» TASK DETAILS:
Pick out the lines below with "JSON" and list them.

════════════════════

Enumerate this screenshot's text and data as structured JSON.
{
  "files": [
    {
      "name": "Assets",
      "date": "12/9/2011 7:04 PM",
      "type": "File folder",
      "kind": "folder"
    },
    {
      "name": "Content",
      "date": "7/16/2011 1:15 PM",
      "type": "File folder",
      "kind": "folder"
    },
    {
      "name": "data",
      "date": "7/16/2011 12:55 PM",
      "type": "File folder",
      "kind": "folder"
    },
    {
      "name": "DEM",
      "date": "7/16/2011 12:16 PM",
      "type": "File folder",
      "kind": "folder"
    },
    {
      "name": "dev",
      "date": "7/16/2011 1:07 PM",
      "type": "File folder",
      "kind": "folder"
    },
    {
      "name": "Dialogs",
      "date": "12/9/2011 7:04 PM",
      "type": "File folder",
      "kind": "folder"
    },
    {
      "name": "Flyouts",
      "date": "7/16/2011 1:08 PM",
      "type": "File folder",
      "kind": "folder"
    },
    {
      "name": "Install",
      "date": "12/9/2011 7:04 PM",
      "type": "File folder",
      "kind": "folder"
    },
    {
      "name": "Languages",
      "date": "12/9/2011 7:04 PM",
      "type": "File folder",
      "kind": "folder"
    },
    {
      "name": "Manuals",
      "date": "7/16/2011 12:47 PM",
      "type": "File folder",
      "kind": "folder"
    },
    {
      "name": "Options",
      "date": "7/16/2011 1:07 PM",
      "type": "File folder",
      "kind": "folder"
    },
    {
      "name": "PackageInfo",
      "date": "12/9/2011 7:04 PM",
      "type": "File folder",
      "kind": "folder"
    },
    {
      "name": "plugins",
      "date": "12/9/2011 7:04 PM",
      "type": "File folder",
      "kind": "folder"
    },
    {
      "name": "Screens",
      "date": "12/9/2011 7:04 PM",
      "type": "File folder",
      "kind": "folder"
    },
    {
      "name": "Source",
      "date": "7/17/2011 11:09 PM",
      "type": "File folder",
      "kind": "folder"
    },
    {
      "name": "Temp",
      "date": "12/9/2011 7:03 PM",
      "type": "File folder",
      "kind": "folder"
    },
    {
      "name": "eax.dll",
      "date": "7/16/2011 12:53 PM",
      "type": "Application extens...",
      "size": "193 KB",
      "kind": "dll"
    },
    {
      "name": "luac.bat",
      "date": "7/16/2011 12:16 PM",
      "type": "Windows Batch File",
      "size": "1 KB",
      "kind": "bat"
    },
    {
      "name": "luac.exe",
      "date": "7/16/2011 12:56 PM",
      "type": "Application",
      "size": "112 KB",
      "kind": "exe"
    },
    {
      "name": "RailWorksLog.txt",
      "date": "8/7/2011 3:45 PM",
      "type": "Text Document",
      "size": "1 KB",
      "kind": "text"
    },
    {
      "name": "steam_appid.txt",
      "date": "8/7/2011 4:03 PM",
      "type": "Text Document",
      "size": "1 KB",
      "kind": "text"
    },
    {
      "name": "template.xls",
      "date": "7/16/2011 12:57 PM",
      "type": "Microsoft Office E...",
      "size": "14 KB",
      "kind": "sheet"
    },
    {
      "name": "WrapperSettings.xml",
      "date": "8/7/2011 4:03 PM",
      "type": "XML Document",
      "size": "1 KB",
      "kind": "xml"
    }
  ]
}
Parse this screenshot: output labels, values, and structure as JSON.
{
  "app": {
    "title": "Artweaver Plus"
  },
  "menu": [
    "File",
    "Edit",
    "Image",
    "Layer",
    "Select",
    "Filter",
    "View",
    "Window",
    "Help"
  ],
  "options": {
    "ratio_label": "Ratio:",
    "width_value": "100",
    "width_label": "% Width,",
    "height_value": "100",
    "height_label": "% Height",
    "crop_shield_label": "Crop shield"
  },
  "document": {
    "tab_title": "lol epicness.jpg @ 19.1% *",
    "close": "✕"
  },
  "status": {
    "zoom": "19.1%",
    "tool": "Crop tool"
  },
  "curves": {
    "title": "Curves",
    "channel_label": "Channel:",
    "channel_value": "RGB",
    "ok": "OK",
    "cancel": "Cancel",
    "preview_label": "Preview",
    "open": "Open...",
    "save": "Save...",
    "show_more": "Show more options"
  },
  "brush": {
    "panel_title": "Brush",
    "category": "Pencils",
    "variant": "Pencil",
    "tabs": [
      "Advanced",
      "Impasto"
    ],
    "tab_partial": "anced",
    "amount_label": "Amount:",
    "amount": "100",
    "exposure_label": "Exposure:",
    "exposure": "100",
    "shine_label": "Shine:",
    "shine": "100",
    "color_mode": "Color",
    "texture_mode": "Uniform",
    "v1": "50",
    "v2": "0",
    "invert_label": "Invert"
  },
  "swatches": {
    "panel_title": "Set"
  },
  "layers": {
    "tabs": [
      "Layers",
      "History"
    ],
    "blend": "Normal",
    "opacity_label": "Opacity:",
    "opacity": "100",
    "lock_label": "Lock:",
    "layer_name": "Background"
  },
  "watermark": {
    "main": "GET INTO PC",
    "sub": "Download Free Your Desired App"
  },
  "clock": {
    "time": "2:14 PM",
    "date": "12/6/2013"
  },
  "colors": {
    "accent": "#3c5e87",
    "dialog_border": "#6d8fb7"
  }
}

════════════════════

» SOLUTION FOR THIS PROBLEM:
Enumerate this screenshot's text and data as structured JSON.
Parse this screenshot: output labels, values, and structure as JSON.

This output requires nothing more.